________________ CM . . . . Volume IX Number 13 . . . . February 28, 2003


First to Fly: How Wilbur & Orville Wright Invented the Airplane.

Peter Busby. Paintings by David Craig. Diagrams by Jack McMaster.
Markham, ON: Madison Press Books/Scholastic Canada, 2002.
32 pp., cloth, $22.99.
ISBN 0-439-98794-6.

Subject Headings:
Wright, Orville, 1871-1948-Juvenile literature.
Wright, Wilbur, 1867-Juvenile literature.
Aeronautics-United States-Biography-Juvenile literature.

Grades 3-7 / Ages 8-12.

Review by Lorraine Douglas.

**** /4


In the final week, Wilbur had the confidence to fly again and this time he would try free flight, without the ropes. Altogether, he made about a dozen glides between 220 feet (61 m) and 300 feet (91 m) in length. On October 23, they went home, leaving the glider behind on the dunes. During the winter, it would be destroyed by the savage Atlantic gales – all except for the sateen wing covering. A few days after they left, Mrs. Tate removed the material and made it into dresses for her daughters.

internal art

First to Fly documents the enormous accomplishment of the Wright Brothers in creating the first plane which actually flew. December 17, 2003, is the hundredth anniversary of their flight at Kitty Hawk, North Carolina. This is the author’s first book for children, and it is highly readable and appealing account of how Wilbur and Orville pursued their passion for aviation. The brothers owned a bicycle shop in Dayton and, at the turn of the century, became interested in the new “craze” of flying. Unlike other aviation inventors, the Wrights first worked on designing a glider which could be controlled in the air. They tested a number of models at Kitty Hawk, a locale chosen for its windiness and sand dunes (for softer crashes!) Then they were ready to invent a plane with an engine and propellers – the 1903 Wright Flyer. The excitement of their first flight is vividly evoked, and the author carefully explains the principles of flight so that their achievement is fully understood. Later the Wrights were hailed as “The First Heroes of the New Century.”

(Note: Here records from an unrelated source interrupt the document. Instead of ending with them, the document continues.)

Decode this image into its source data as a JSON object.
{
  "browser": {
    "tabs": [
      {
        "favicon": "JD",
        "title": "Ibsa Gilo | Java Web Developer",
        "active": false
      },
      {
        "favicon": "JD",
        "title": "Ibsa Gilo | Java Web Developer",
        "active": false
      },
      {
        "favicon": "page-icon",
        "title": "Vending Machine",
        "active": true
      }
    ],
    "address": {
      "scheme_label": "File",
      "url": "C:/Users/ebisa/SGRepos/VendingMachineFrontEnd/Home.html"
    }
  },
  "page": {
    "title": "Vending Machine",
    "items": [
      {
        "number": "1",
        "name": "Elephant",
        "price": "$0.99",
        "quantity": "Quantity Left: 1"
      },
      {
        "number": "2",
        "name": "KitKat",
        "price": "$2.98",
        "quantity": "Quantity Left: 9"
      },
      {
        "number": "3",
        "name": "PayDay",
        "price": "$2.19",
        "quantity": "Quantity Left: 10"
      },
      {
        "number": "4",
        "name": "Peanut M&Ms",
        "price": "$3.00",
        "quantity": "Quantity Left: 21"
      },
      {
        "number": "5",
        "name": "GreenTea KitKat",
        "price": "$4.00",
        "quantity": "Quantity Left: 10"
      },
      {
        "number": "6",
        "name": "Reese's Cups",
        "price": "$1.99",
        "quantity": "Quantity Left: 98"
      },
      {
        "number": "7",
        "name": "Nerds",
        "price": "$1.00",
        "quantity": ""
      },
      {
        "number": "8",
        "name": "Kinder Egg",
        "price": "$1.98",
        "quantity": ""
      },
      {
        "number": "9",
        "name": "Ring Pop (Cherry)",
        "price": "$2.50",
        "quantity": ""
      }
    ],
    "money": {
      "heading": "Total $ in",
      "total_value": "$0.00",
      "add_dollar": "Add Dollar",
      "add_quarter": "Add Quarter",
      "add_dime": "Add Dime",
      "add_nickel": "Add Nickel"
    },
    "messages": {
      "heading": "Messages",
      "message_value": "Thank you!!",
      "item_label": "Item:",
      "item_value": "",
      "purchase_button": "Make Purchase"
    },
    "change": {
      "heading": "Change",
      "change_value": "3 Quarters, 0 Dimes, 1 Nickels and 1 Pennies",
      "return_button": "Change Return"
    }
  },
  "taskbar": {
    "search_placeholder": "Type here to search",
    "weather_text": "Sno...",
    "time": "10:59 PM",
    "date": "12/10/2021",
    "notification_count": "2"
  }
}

     This large format book is written at an easier reading level than Russell Freedman’s The Wright Brothers: How They Invented the Airplane (Holiday House, 1991). And children will find it more attractive than Steve Parker’s The Wright Brothers and Aviation (Chelsea House, 1995), which covers much of the same material but in a pedestrian style. Like Elizabeth MacLeod’s The Wright Brothers: A Flying Start (Kids Can, 2002), Busby’s book is a handsome volume with high appeal for the browser as well as the child working on a project. First to Fly is filled with photographs, illustrated sidebars with aviation information, and full colour paintings by David Craig. The artist is highly skilled at creating images of the most dramatic moments, and he previously illustrated Shelley Tanaka’s Attack on Pearl Harbor (Hyperion Press, 2001).

     Busby has created an exemplary work of nonfiction, and it also includes a time line, web sites of interest, a glossary of aviation terms and an index. This title is sure to be very popular in library collections and is highly recommended.

Highly Recommended.

Lorraine Douglas is the Youth Services Coordinator at the Winnipeg Public Library in Winnipeg, MB.


To comment on this title or this review, send mail to cm@umanitoba.ca.

Copyright the Manitoba Library Association. Reproduction for personal use is permitted only if this copyright notice is maintained. Any other reproduction is prohibited without permission.
Published by
The Manitoba Library Association
ISSN 1201-9364
Hosted by the University of Manitoba.